Work through the records below and tally every line containing "this". Reply with the total alone.

[PROVIDED ENTRIES]

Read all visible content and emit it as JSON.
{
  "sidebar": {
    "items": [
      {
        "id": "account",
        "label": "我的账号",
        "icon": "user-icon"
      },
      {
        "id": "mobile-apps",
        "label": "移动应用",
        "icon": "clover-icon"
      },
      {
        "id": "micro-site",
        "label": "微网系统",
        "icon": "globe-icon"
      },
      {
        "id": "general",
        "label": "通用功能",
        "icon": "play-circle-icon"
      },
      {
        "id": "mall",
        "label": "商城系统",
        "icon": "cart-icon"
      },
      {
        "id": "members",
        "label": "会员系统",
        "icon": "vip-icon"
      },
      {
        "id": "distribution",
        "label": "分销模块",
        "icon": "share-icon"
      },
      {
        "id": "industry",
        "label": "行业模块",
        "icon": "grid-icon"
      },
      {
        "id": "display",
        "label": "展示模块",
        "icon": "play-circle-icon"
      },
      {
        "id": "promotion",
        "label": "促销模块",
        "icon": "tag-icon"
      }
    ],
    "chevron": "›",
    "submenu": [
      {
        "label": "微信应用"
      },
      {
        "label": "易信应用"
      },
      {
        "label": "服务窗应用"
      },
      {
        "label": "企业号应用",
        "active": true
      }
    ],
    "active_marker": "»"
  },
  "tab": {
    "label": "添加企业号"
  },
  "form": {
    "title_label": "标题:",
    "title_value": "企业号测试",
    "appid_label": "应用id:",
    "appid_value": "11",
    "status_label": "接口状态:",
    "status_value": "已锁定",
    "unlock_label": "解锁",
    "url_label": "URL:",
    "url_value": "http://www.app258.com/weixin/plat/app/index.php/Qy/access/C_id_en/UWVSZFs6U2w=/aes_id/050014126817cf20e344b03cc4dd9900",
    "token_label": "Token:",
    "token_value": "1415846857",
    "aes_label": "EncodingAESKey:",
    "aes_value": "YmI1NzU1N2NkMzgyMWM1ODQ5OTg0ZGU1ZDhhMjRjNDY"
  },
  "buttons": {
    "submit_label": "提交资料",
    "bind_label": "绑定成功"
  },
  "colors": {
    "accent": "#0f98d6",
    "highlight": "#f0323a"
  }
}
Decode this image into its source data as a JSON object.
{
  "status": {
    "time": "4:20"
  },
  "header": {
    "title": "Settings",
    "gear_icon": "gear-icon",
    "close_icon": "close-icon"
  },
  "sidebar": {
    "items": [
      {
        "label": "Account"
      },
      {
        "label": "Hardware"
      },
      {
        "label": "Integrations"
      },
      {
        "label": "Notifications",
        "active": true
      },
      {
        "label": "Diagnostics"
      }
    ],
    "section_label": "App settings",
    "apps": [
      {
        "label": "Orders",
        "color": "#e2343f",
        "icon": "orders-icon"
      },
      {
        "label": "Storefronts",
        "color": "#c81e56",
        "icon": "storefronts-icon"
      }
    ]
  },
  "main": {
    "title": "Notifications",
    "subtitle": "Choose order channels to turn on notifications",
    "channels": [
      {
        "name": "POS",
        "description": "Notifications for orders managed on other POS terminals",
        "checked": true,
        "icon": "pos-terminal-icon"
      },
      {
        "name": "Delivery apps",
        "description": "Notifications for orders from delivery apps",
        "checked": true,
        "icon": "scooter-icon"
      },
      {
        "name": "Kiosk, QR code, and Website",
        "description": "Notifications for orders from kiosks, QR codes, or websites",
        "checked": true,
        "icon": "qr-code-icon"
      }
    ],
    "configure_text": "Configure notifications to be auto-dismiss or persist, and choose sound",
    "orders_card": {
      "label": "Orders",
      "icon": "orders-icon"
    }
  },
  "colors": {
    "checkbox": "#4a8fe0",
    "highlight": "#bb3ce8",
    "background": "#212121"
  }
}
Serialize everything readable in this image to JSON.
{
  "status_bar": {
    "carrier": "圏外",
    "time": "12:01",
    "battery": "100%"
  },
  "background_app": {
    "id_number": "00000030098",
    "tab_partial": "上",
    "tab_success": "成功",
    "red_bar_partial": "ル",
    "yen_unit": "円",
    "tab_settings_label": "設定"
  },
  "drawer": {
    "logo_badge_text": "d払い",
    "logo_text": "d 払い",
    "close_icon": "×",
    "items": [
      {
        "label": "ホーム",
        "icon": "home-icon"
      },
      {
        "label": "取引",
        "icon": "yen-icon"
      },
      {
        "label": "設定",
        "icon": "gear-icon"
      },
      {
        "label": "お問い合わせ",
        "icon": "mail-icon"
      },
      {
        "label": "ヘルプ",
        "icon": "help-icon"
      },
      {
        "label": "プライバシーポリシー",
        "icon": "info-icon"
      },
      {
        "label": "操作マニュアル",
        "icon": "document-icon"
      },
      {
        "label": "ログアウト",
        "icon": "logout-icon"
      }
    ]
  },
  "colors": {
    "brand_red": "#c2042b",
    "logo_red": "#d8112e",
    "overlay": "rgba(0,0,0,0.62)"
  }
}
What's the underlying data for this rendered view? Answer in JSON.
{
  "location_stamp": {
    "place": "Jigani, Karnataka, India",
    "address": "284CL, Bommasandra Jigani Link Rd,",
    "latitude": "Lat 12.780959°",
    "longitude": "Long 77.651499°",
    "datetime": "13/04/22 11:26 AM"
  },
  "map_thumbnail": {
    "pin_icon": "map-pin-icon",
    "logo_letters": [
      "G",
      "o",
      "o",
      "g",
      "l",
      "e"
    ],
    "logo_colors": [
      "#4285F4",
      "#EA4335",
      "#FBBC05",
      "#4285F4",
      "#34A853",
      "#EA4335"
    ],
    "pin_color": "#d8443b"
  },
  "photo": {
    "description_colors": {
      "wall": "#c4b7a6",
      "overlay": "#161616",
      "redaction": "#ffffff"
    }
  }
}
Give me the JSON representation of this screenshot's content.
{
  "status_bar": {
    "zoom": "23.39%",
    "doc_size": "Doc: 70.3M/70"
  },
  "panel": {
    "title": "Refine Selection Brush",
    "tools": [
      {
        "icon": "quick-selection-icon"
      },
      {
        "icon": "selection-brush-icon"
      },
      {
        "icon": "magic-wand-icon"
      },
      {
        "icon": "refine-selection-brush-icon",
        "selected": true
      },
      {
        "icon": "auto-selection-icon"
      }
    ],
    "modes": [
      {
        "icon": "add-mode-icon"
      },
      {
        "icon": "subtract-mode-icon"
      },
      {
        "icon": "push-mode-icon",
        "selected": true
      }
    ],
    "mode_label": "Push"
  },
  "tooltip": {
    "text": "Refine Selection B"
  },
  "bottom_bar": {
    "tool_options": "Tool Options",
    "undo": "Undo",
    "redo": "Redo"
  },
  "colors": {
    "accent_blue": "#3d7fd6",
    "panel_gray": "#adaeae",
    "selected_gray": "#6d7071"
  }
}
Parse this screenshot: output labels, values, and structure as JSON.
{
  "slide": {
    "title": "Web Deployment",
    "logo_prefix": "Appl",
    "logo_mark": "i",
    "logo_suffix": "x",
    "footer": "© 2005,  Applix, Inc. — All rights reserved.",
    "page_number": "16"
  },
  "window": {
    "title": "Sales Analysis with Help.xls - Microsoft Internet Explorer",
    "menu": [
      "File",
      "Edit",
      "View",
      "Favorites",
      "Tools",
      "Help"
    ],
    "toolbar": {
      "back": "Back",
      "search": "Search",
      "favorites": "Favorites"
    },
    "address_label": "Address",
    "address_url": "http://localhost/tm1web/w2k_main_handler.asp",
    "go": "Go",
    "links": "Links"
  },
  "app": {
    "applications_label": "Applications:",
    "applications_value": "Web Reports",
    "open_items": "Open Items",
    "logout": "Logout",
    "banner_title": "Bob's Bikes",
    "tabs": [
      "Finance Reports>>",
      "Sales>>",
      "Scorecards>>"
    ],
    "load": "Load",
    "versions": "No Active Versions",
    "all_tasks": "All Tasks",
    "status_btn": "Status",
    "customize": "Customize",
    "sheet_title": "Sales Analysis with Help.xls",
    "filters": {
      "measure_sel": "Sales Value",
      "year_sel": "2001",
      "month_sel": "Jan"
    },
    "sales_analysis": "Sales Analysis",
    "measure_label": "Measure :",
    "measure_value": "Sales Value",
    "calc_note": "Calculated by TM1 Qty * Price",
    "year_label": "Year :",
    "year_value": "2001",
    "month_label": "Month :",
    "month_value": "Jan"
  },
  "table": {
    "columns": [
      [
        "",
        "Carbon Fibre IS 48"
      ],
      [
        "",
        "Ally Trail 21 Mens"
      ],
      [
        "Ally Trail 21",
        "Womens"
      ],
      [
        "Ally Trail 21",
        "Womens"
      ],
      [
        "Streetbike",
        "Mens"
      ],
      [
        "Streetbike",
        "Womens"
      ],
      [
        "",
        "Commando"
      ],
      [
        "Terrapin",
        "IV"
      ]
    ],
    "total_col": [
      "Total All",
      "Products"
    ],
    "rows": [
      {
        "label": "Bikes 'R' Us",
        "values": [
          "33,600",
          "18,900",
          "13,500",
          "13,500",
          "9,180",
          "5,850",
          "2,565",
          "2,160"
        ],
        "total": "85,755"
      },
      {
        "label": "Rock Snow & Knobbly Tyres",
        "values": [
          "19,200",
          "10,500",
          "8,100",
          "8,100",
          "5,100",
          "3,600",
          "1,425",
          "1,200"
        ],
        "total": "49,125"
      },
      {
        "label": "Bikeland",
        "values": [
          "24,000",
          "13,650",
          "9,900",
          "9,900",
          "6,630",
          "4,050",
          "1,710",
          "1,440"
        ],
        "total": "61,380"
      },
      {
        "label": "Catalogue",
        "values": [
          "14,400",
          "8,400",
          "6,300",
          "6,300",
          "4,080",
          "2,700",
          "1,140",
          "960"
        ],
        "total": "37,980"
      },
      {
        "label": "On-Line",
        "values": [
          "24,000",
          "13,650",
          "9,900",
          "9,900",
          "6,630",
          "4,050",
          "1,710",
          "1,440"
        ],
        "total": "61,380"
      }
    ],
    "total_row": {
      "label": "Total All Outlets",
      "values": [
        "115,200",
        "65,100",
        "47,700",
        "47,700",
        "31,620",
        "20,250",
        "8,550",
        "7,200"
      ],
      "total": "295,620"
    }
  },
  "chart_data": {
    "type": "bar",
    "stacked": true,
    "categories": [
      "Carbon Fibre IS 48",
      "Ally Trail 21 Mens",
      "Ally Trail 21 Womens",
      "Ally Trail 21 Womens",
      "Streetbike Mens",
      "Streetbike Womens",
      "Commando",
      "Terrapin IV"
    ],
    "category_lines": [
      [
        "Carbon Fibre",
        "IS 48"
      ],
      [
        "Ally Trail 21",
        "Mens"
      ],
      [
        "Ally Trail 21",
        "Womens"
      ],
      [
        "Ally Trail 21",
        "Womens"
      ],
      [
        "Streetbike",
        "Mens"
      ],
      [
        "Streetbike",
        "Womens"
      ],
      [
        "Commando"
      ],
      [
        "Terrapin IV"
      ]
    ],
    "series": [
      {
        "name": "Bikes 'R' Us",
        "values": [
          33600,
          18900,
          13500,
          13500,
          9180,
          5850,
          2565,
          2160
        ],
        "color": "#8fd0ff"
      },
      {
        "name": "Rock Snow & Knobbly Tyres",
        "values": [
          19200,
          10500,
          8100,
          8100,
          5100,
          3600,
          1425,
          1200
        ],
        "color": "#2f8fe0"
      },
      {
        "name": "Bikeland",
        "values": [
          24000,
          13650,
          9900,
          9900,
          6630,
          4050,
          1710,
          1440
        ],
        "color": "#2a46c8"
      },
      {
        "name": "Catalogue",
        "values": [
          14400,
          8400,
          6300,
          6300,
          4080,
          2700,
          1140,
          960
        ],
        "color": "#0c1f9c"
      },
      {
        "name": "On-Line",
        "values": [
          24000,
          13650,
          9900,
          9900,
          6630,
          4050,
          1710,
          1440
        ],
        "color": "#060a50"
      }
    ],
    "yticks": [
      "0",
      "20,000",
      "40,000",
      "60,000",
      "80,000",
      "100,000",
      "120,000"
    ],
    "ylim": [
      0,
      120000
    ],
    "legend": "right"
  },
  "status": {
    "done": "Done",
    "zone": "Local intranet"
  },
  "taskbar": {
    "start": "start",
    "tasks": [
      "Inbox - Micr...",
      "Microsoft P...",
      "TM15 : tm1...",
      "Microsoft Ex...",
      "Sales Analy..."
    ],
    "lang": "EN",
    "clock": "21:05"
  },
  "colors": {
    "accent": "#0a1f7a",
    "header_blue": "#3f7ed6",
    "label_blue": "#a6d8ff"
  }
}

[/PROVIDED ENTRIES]

» EXPECTED ANSWER
5